Please work out how many lines in the entries contain "content", then give that number with nothing added.

Element data from apps and pages:
"""

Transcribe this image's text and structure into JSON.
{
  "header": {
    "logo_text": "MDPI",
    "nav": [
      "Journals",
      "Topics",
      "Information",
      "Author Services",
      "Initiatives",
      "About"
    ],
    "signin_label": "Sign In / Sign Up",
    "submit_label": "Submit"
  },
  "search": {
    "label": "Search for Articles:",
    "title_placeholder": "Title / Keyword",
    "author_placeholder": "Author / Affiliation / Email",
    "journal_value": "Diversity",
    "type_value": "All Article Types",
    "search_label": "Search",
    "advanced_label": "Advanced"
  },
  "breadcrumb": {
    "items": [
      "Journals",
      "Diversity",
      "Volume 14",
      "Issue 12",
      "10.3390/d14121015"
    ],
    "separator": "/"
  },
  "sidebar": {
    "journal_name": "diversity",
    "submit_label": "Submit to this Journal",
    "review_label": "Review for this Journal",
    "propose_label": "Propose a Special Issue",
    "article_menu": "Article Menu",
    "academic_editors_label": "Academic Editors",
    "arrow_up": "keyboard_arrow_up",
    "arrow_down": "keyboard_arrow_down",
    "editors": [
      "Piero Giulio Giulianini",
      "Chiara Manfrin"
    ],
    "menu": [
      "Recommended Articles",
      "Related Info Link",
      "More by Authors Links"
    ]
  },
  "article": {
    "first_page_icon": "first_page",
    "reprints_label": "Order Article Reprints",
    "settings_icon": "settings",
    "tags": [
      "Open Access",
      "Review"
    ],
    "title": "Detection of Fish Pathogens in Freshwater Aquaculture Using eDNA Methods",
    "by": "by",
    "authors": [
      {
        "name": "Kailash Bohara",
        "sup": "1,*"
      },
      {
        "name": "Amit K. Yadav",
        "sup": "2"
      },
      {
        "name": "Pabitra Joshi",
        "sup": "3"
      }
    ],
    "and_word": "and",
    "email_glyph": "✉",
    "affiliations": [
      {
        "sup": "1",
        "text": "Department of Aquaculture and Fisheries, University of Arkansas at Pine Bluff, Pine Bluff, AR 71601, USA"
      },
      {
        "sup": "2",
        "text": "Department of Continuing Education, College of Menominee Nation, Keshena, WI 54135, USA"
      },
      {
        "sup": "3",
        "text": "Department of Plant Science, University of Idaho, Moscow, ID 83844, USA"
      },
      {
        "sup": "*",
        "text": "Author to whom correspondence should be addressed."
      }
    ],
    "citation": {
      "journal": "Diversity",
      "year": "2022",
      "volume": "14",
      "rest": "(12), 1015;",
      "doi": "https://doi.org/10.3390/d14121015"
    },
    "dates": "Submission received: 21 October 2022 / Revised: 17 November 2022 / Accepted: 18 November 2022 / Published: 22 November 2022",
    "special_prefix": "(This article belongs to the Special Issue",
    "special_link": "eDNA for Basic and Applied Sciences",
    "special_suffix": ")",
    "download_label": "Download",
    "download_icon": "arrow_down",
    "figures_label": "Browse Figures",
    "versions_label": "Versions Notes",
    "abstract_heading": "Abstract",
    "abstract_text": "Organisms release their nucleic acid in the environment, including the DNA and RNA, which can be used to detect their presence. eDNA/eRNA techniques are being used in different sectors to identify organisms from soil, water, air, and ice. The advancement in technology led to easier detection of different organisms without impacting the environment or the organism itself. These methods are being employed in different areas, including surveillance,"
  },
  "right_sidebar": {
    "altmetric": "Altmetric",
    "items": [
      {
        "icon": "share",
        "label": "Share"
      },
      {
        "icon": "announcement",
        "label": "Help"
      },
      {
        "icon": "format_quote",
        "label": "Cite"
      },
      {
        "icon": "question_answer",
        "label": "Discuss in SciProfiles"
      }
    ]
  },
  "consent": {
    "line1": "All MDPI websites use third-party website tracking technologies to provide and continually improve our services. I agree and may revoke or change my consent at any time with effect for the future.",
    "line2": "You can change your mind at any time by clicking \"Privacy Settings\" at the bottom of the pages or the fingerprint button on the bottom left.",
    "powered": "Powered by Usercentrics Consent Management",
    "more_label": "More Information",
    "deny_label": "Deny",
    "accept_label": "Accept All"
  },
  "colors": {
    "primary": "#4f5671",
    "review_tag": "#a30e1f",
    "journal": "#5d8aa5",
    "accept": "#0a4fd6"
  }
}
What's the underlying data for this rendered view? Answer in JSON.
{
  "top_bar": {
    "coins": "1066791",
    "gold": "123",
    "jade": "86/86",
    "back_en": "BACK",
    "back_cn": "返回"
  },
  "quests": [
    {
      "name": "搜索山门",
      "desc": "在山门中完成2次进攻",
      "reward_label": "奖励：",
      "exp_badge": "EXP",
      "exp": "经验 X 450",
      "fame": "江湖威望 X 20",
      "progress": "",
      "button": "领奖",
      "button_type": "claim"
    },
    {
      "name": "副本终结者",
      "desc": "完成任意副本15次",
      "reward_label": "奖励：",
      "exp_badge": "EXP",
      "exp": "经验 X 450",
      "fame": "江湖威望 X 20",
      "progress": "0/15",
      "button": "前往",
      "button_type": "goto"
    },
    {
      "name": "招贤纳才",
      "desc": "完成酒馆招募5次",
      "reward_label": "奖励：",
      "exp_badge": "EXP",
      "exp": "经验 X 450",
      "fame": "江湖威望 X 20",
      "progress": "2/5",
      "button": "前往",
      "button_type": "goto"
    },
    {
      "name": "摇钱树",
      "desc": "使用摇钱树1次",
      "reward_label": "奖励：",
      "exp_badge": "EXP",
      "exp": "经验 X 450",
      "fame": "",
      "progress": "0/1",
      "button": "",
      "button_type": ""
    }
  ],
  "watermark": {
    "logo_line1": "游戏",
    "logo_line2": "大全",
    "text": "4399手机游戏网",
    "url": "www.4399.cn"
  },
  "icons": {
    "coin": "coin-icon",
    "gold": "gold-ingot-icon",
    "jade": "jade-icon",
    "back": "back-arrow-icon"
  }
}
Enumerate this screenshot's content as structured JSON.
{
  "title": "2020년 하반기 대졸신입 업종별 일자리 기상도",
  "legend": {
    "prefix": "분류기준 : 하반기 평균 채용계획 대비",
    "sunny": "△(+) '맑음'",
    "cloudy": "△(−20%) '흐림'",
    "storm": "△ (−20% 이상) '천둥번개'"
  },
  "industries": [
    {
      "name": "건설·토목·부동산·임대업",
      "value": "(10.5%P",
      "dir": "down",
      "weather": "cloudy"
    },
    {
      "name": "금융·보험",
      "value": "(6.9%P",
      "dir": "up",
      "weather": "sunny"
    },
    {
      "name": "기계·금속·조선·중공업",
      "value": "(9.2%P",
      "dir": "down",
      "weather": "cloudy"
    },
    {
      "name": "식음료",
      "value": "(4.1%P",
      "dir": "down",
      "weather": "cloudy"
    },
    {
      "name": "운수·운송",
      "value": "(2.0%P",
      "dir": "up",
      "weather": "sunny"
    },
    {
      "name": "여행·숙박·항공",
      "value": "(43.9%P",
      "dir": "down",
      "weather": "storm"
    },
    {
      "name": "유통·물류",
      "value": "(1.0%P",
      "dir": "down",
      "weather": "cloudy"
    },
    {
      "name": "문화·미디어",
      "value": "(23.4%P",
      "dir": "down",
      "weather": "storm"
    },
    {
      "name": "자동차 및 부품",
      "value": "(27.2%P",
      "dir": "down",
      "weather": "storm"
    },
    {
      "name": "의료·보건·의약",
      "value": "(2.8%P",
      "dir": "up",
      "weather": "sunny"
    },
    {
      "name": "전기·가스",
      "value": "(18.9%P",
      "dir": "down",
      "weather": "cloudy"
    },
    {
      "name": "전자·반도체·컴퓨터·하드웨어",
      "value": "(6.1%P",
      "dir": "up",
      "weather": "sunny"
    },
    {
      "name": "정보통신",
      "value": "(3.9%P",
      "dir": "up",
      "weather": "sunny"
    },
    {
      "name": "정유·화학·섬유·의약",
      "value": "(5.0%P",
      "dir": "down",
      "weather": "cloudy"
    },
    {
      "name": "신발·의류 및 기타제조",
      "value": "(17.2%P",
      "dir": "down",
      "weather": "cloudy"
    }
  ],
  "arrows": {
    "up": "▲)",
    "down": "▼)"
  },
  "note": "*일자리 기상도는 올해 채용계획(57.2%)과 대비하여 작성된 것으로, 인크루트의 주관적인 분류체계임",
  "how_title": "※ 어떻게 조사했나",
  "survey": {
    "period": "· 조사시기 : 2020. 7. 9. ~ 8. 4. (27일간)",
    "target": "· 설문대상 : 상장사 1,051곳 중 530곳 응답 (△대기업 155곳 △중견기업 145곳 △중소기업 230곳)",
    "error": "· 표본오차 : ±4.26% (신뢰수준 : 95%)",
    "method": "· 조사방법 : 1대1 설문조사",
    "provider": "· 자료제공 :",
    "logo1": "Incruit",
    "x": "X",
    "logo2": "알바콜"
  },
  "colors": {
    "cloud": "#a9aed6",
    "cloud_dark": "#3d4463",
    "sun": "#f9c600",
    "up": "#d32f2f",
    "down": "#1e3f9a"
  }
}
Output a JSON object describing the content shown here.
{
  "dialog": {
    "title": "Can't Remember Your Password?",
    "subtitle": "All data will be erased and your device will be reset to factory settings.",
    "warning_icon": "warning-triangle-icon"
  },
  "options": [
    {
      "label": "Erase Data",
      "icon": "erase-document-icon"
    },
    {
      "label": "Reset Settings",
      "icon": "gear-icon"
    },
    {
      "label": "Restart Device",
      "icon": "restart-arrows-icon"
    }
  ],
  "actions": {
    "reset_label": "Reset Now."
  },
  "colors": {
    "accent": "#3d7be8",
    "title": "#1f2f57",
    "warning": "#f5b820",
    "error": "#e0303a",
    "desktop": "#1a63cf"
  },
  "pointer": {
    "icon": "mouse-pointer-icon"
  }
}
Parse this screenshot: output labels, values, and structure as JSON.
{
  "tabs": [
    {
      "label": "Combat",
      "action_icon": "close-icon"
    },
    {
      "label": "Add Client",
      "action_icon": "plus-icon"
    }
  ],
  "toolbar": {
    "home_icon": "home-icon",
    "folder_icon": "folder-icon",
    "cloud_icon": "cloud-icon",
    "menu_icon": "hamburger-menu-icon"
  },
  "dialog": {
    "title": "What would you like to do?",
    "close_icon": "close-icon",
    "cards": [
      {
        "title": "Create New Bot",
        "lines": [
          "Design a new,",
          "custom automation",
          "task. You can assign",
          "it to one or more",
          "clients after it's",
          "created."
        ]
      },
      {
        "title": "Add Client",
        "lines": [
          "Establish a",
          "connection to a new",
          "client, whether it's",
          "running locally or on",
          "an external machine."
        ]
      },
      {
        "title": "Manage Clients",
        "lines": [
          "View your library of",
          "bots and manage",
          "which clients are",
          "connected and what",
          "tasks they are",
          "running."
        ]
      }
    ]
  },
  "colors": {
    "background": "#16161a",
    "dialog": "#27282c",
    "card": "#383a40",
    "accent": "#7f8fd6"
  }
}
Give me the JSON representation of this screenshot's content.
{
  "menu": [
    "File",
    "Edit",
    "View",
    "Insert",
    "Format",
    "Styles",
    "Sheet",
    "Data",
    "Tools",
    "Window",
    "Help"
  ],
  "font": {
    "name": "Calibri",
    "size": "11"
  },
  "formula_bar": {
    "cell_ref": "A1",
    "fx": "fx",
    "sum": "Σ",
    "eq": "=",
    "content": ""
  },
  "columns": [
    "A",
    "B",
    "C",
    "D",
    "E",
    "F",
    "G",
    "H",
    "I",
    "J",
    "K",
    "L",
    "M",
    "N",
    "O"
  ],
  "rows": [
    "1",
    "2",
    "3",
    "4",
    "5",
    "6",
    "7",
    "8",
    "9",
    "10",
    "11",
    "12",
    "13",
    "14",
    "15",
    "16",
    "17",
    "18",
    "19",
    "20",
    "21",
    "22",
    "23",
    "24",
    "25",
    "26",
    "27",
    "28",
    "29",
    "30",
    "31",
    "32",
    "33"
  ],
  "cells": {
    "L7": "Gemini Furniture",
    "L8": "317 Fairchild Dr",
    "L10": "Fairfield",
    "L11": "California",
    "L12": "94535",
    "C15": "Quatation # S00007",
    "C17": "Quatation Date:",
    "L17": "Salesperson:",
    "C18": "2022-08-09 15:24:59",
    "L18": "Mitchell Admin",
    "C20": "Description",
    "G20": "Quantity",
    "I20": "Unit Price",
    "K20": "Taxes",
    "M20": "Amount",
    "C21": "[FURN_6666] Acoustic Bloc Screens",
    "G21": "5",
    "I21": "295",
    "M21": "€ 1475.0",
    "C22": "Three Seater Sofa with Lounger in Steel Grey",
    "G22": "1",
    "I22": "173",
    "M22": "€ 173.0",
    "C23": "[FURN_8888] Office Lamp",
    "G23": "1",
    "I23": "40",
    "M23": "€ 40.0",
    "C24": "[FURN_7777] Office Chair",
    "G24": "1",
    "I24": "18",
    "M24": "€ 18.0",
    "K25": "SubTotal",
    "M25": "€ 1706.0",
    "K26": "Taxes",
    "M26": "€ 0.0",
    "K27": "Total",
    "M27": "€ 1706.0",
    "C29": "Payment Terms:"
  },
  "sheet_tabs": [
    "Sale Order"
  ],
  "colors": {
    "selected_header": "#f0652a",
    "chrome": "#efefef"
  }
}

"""

Response: 4